=== Records supplied ===

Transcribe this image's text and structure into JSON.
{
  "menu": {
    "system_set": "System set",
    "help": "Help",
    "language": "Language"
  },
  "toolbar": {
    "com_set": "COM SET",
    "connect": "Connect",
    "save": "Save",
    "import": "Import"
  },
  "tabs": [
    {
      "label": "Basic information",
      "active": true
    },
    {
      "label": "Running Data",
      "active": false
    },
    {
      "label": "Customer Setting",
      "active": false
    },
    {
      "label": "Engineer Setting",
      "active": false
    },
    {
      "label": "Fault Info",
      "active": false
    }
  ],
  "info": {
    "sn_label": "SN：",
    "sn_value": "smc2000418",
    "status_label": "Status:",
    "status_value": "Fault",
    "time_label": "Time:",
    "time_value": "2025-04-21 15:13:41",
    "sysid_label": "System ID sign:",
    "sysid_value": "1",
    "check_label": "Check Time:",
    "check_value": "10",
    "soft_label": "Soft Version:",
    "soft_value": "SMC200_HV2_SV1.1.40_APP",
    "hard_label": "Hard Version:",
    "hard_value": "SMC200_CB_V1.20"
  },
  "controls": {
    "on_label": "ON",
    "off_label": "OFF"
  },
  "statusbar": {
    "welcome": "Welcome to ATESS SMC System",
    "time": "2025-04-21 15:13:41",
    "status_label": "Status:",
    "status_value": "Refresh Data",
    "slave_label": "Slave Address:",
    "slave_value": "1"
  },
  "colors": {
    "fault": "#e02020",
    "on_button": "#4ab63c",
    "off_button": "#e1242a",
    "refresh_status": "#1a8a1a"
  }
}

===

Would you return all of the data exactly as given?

■ **Task result**:
Transcribe this image's text and structure into JSON.
{
  "menu": {
    "system_set": "System set",
    "help": "Help",
    "language": "Language"
  },
  "toolbar": {
    "com_set": "COM SET",
    "connect": "Connect",
    "save": "Save",
    "import": "Import"
  },
  "tabs": [
    {
      "label": "Basic information",
      "active": true
    },
    {
      "label": "Running Data",
      "active": false
    },
    {
      "label": "Customer Setting",
      "active": false
    },
    {
      "label": "Engineer Setting",
      "active": false
    },
    {
      "label": "Fault Info",
      "active": false
    }
  ],
  "info": {
    "sn_label": "SN：",
    "sn_value": "smc2000418",
    "status_label": "Status:",
    "status_value": "Fault",
    "time_label": "Time:",
    "time_value": "2025-04-21 15:13:41",
    "sysid_label": "System ID sign:",
    "sysid_value": "1",
    "check_label": "Check Time:",
    "check_value": "10",
    "soft_label": "Soft Version:",
    "soft_value": "SMC200_HV2_SV1.1.40_APP",
    "hard_label": "Hard Version:",
    "hard_value": "SMC200_CB_V1.20"
  },
  "controls": {
    "on_label": "ON",
    "off_label": "OFF"
  },
  "statusbar": {
    "welcome": "Welcome to ATESS SMC System",
    "time": "2025-04-21 15:13:41",
    "status_label": "Status:",
    "status_value": "Refresh Data",
    "slave_label": "Slave Address:",
    "slave_value": "1"
  },
  "colors": {
    "fault": "#e02020",
    "on_button": "#4ab63c",
    "off_button": "#e1242a",
    "refresh_status": "#1a8a1a"
  }
}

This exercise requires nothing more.